I've had an idea for a "What I've learned from PUA post" bouncing around in my head for some time now. I would talk about what I've learned about the psychological differences between men and women and what that means for the dating market, NOT specific tip/tricks or anything like that. Would this be too controversial? I didn't participate in the PUA debates before - they inspired me to learn about PUA to be honest - so I don't know if I would be crossing a line.

There are enough examples of people making broad general claims about how men and women think and behave that aren't particularly supported by data that such a post is, I expect, something of an uphill climb.

Put another way: that any given post on the subject is just another attempt to support pre-existing social preconceptions with pragmatic-sounding but ultimately ungrounded assertions is a pretty high prior probability for some readers (myself included), so overcoming that prior with evidence is important.

That said, IMHO a post that is demonstrably grounded in actual data, genuinely relevant to questions of how people think and behave, and at least somewhat novel ought to garner more approval than disapproval.

Here are some LessWrong RSS feeds aggregated on a single page:

Scripts for LW I'd like to see someone write: something that blocks the appearance of the four recent-items sidebars, in the spirit of reducing shiny distraction.

Firefox's Adblock Plus add-on has a supporting add-on called Element Hiding Helper that is helpful for situations such as these.

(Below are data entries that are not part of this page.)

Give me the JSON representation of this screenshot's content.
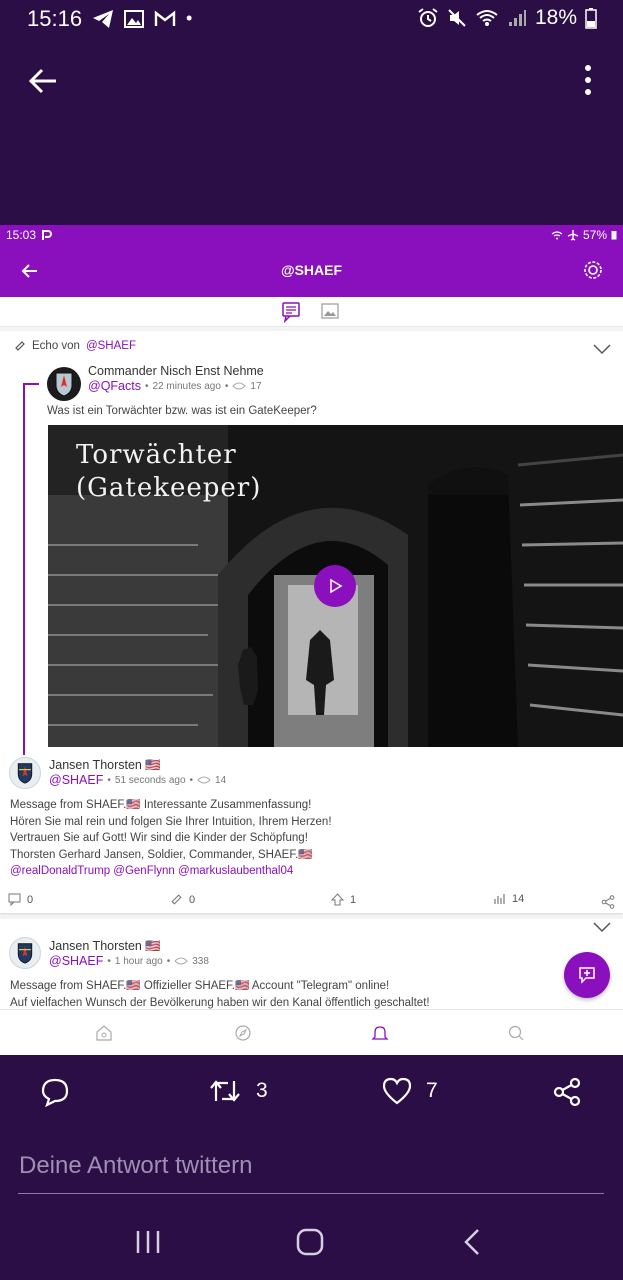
{
  "outer_status": {
    "time": "15:16",
    "battery": "18%"
  },
  "inner_status": {
    "time": "15:03",
    "battery": "57%"
  },
  "inner_appbar": {
    "title": "@SHAEF"
  },
  "post1": {
    "echo_prefix": "Echo von",
    "echo_handle": "@SHAEF",
    "quoted": {
      "name": "Commander Nisch Enst Nehme",
      "handle": "@QFacts",
      "time": "22 minutes ago",
      "views": "17",
      "text": "Was ist ein Torwächter bzw. was ist ein GateKeeper?",
      "video_title_line1": "Torwächter",
      "video_title_line2": "(Gatekeeper)"
    },
    "author": {
      "name": "Jansen Thorsten 🇺🇸",
      "handle": "@SHAEF",
      "time": "51 seconds ago",
      "views": "14"
    },
    "lines": [
      "Message from SHAEF.🇺🇸 Interessante Zusammenfassung!",
      "Hören Sie mal rein und folgen Sie Ihrer Intuition, Ihrem Herzen!",
      "Vertrauen Sie auf Gott! Wir sind die Kinder der Schöpfung!",
      "Thorsten Gerhard Jansen, Soldier, Commander, SHAEF.🇺🇸"
    ],
    "mentions": "@realDonaldTrump @GenFlynn @markuslaubenthal04",
    "stats": {
      "comments": "0",
      "echoes": "0",
      "upvotes": "1",
      "views": "14"
    }
  },
  "post2": {
    "name": "Jansen Thorsten 🇺🇸",
    "handle": "@SHAEF",
    "time": "1 hour ago",
    "views": "338",
    "line1": "Message from SHAEF.🇺🇸 Offizieller SHAEF.🇺🇸 Account \"Telegram\" online!",
    "line2": "Auf vielfachen Wunsch der Bevölkerung haben wir den Kanal öffentlich geschaltet!"
  },
  "outer_actions": {
    "retweets": "3",
    "likes": "7"
  },
  "reply": {
    "placeholder": "Deine Antwort twittern"
  },
  "colors": {
    "accent": "#8a0fbd",
    "outer_bg": "#2a0e45"
  }
}
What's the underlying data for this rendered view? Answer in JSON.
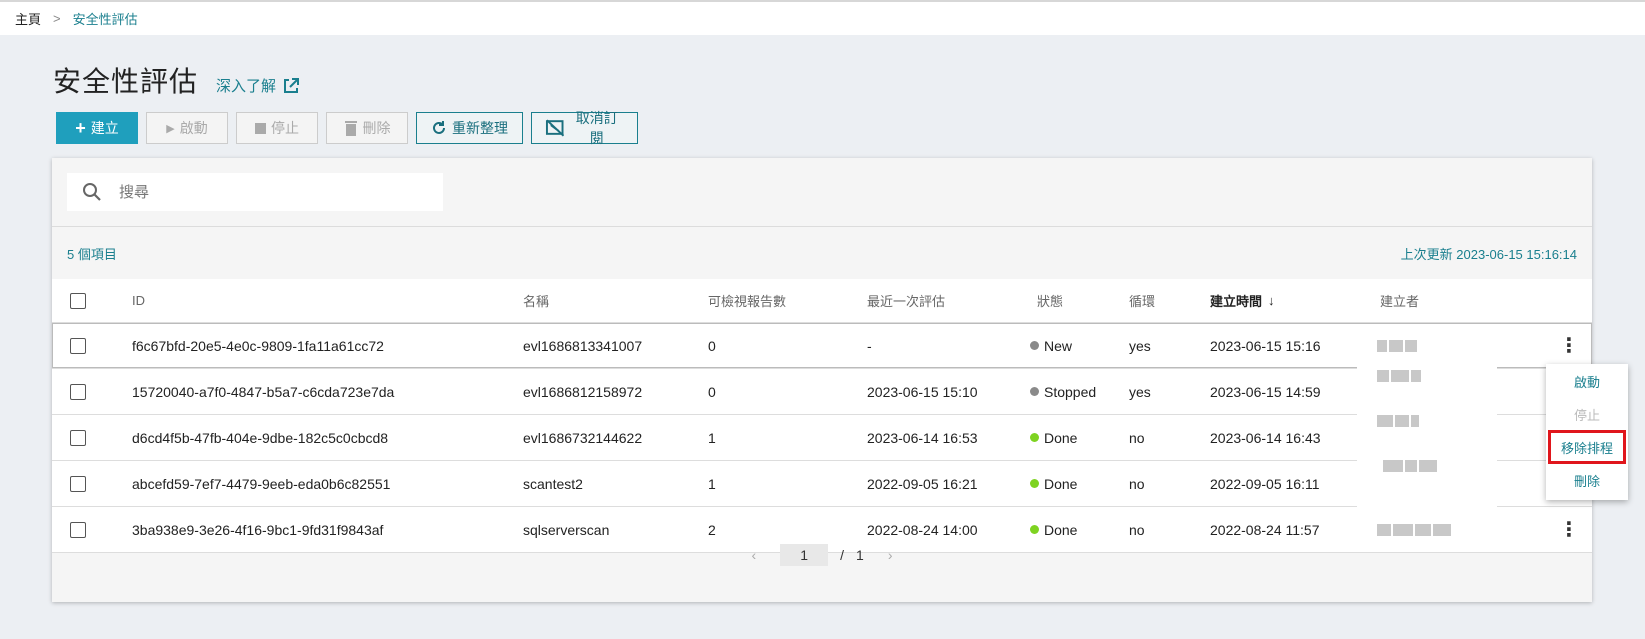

You just press Ctrl+Shift+K and you can block pieces of websites as you see fit, or you can directly add the following filters under My Element Hiding Rules:

I haven't found a way to block the "New on Overcoming Bias" section without removing the right bar completely, though.

Just set it up on my laptop and it seems to work; thanks. (I think Firefox 4 changes the combination from Ctrl+Shift+K to Ctrl+Shift+S, though.)

The latest Scenes from a Multiverse (the comic plus the news post below) discusses rationality.

Help request: is it possible to draw tables in top-level posts?

More generally, is it possible to get any sort of formatting in top-level posts other than that which is available from the toolbar? What sort of markup is used for top-level posts?

If the answer is no, I can probably manage, but I think it would make my life easier if the answer is yes.

Top level posts use HTML, which supported tables last time I checked.

Yes, thanks, the problem I was actually having was that I hadn't spotted the "edit HTML" button in the toolbar for editing top-level posts.


Andrew Gelman's book on Bayesian Statistics has been banned in China. Apparently Bayes' theorem is "politically sensitive material." Gelman notes that that last sentence might not be true, but I really hope it is.